I believe that most young Muslims realize this. The problem with this generation is the need to identify, to belong. Most Muslims that I know are more interested in the `unity' or `brotherhood' of Muslims. They would rather believe in an irrational and cruel religion than detach themselves from their valuable identity. We need to be true to ourselves. We need to stop clinging to what we wish to be perceived as, and seek the Truth with a pure and honest heart. Religion is detrimental, a false sense of hope and source of comfort. It is certainly not worth dying for. I am sick of the suffering and killing solely due to religion. Why did those Muslims in Gujarat have to die? Imagine being born a Muslim, living your entire life as one. Absolutely no reason to convert to any other religion. One day, a mob of Hindus surrounds you with Kerosene. Your crime is being a Muslim. What a sickening, and terrible evil. Why should these people suffer? Why did thousands die when a building was torn down? This utter nonsense needs to end. It makes me so sad, what a waste of life. Hindus, Jews, Muslims, Christians, everyone is being killed here or there for being part of some religion. And none of them have any more legitimacy over another. They are all based on ancient books, fairy tales and promises of salvation of some sort. Most demand blind faith. Some are disturbingly intolerant and aggressive towards others.

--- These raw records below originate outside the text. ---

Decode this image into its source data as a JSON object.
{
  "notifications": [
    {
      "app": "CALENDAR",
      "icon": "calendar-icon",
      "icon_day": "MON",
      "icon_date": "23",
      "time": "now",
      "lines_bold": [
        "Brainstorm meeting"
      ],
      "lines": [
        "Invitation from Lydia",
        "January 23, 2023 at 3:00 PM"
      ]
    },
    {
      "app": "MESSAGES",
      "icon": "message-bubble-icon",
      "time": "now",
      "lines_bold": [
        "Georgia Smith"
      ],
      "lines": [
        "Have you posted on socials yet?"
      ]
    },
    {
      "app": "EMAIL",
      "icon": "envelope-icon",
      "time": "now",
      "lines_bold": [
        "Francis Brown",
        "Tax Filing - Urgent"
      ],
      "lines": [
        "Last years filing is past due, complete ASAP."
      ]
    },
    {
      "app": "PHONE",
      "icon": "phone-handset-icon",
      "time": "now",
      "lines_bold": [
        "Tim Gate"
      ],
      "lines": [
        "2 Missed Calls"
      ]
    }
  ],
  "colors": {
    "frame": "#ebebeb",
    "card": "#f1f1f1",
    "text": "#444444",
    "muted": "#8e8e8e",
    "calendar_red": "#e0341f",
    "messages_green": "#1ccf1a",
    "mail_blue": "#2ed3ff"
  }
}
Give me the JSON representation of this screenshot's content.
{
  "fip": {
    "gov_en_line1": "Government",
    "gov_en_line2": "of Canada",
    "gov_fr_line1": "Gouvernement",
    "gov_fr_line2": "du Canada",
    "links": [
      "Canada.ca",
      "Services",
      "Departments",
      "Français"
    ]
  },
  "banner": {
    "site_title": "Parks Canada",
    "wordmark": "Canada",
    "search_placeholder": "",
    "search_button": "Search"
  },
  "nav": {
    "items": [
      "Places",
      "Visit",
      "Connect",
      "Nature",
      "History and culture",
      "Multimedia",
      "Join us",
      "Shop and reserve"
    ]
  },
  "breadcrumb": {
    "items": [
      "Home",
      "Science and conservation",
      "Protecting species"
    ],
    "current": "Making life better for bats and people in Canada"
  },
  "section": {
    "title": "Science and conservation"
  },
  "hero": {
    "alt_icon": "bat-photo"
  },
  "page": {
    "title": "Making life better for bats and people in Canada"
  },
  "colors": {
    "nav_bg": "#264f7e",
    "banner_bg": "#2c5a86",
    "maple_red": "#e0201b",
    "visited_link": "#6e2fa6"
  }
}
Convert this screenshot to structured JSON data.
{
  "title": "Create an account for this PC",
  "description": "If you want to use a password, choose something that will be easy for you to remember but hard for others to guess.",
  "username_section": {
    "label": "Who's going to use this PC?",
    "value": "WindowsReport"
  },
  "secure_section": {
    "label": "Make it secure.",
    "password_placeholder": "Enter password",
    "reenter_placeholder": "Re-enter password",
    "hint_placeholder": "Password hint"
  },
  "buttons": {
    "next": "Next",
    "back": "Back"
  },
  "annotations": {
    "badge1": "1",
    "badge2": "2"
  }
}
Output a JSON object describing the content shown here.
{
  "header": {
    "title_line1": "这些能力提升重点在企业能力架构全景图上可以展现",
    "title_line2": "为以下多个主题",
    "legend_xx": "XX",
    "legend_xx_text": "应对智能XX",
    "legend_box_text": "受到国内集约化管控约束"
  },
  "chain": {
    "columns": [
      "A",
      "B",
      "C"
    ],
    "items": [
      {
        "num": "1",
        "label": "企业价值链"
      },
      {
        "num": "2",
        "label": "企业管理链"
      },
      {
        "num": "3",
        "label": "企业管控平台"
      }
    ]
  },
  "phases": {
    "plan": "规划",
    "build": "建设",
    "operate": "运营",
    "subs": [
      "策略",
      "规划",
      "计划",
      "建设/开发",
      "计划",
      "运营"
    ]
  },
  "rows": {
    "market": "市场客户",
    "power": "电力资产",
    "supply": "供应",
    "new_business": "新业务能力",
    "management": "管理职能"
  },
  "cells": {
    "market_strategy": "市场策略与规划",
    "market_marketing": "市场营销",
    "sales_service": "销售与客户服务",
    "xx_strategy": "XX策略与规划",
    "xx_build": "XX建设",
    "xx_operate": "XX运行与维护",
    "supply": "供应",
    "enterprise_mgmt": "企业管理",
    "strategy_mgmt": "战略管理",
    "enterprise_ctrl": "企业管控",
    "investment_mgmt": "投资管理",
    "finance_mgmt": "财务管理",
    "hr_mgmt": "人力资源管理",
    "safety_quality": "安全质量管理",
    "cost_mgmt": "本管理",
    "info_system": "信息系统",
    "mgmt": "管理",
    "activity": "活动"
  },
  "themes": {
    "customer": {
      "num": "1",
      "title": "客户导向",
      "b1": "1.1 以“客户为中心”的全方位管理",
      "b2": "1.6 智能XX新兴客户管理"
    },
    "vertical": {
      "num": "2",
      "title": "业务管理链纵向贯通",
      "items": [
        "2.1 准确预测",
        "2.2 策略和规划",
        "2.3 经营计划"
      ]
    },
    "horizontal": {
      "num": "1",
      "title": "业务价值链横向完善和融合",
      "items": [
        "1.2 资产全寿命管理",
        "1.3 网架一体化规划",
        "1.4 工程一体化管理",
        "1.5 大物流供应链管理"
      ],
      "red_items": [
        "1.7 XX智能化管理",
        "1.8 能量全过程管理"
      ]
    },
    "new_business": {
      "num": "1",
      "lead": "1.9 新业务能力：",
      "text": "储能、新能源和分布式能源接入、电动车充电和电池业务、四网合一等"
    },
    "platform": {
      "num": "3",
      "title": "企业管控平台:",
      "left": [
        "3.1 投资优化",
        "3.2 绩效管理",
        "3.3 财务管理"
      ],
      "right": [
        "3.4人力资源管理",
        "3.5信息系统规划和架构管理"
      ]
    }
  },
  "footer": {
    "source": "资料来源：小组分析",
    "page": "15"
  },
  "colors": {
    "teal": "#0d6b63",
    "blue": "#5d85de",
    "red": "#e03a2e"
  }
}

I love humanity, I love mankind. Every creature on the planet deserves a chance. If I have a dogma, it is compassion. I should never seek anything that causes another to suffer. The golden rule is common to every belief system. We all inherently know that it is not right to inflict on others what we would not like on ourselves. This is the basis for a universal understanding of human rights. We don't need sacred books or rituals to create an ethical society. Look around, see the ruins of societies past. Gods, beliefs, hopes, they have come and gone. Countless have been worshiped and forgotten. Are we any different? Have we found the Ultimate Truth? Are humans at the end of the line? I do not think so. We must constantly evolve and transcend what we are. Our beliefs in the supernatural, divine, etc, are fading away. The Truth can be found with reason and understanding. At least open your eyes and heart to all that the world has to offer.
The kingdom of God is within you.